* GOAL OF THE EXERCISE
Report, word for word, every line of the material that contains "Costo".
BEGIN
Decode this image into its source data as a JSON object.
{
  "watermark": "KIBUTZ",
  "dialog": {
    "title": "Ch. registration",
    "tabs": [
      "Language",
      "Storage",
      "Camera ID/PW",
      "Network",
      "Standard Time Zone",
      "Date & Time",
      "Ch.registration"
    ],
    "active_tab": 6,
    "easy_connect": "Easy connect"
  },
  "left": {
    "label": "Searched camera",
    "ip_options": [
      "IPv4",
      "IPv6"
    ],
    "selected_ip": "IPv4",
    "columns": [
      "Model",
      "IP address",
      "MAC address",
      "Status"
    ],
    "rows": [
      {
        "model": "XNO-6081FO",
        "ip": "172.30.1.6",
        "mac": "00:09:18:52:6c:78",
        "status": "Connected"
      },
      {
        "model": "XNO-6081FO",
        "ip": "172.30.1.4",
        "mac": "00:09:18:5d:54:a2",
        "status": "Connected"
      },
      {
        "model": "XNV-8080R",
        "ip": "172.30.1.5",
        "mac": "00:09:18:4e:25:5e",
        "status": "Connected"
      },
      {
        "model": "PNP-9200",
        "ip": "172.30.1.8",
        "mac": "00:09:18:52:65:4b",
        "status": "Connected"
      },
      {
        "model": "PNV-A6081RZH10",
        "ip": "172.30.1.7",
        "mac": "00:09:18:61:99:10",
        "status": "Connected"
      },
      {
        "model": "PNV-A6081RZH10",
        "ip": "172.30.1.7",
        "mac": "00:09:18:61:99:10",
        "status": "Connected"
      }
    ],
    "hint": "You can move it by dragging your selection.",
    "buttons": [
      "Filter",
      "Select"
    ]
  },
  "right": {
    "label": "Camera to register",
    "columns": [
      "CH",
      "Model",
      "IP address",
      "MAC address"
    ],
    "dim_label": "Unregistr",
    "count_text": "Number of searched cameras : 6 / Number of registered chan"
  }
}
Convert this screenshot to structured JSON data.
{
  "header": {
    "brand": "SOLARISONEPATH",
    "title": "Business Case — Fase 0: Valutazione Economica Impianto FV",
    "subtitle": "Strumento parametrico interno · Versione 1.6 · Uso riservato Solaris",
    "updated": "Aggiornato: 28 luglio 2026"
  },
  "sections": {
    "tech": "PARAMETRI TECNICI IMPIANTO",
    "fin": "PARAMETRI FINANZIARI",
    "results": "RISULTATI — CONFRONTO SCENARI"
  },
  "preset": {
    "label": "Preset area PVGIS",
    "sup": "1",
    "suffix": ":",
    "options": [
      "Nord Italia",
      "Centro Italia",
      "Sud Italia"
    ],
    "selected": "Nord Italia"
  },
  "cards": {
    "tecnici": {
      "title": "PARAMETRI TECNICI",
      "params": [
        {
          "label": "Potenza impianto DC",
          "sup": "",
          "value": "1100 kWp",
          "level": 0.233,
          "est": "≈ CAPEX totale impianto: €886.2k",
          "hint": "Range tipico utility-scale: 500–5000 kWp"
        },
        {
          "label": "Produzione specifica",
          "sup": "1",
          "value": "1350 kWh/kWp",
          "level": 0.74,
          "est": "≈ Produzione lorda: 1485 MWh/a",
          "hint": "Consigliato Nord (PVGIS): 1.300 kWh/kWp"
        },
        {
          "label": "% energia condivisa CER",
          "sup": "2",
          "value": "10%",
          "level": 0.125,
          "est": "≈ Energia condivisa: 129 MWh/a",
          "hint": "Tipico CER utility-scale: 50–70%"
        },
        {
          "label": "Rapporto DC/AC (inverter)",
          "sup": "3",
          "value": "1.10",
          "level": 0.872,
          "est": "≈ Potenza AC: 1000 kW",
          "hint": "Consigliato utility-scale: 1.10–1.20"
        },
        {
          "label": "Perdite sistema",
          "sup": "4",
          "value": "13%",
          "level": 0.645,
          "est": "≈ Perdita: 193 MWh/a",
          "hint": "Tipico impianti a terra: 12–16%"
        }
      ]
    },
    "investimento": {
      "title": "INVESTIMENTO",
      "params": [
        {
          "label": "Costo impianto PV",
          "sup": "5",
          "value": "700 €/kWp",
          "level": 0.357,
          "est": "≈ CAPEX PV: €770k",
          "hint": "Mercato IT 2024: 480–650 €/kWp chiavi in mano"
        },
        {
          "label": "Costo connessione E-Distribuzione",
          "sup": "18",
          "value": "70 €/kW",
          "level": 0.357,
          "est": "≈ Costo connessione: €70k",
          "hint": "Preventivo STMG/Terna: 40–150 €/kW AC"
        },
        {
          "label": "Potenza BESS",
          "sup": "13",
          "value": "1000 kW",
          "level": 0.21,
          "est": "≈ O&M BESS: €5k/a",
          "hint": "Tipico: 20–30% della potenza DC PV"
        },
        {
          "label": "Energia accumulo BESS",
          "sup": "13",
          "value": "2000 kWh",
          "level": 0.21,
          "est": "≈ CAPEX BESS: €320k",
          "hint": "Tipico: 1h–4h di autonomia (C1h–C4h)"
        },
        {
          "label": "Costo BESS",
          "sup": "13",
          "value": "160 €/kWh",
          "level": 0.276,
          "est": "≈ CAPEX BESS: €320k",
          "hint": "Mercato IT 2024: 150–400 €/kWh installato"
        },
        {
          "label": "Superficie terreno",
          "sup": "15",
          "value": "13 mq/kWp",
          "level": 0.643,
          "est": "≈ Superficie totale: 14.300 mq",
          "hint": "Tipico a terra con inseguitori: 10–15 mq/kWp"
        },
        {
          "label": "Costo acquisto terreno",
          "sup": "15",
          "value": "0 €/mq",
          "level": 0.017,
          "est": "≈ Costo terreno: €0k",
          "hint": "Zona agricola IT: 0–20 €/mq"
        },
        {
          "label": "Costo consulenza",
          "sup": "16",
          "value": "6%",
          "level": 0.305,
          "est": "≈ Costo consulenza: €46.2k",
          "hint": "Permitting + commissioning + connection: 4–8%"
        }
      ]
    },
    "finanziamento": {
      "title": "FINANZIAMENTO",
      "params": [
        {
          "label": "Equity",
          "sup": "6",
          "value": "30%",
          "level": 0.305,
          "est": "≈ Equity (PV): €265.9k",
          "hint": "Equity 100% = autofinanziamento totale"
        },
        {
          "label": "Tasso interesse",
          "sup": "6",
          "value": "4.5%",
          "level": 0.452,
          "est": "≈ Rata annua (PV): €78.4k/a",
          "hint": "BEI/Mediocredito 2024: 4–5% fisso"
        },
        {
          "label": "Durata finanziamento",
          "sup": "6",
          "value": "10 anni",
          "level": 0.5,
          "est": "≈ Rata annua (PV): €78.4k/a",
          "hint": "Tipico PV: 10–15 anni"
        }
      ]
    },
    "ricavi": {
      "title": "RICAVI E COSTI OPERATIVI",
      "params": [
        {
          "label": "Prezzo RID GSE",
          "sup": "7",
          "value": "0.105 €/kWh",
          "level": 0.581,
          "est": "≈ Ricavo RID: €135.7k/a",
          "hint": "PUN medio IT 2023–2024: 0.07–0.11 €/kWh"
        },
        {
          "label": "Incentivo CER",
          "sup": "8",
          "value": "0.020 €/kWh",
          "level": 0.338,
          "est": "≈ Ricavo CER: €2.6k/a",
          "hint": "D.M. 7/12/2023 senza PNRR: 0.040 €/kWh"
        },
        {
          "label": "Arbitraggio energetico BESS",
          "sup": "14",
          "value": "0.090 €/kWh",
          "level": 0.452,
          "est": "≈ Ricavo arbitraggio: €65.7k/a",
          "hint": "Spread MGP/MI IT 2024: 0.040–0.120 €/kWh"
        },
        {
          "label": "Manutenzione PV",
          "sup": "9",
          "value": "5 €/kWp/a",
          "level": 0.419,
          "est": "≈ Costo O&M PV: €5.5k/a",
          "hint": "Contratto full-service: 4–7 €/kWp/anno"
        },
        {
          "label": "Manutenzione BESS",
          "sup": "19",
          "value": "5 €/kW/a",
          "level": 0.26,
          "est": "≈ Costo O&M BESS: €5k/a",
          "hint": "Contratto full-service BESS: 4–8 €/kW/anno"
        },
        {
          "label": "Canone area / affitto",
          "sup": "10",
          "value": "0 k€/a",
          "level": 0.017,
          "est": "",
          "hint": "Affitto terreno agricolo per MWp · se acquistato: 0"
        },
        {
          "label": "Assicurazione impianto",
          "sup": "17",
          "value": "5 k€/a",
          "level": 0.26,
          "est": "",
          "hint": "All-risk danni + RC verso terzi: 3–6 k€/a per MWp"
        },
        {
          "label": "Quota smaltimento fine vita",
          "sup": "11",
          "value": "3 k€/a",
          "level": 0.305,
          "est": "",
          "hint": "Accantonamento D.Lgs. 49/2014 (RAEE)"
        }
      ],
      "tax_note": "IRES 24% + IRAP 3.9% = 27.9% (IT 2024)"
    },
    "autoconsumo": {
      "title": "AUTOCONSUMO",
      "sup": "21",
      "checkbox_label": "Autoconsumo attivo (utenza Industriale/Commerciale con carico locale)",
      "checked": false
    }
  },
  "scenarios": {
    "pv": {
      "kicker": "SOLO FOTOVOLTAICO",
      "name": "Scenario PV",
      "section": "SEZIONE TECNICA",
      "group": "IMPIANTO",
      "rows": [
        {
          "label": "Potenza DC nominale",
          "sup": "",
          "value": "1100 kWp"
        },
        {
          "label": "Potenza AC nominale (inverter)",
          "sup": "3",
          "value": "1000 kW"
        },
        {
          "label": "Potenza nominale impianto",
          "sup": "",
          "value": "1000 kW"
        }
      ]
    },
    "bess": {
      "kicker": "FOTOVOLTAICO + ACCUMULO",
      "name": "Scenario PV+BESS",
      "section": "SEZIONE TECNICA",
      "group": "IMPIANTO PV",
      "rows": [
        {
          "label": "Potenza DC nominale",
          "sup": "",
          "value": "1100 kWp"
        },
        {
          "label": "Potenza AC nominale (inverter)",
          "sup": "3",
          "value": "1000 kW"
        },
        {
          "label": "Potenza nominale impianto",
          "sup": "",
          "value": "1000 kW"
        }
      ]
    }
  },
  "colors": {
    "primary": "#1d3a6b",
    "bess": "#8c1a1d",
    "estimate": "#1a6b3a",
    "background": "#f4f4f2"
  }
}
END
* EXPECTED ANSWER
          "label": "Costo impianto PV",
          "label": "Costo connessione E-Distribuzione",
          "est": "≈ Costo connessione: €70k",
          "label": "Costo BESS",
          "label": "Costo acquisto terreno",
          "est": "≈ Costo terreno: €0k",
          "label": "Costo consulenza",
          "est": "≈ Costo consulenza: €46.2k",
          "est": "≈ Costo O&M PV: €5.5k/a",
          "est": "≈ Costo O&M BESS: €5k/a",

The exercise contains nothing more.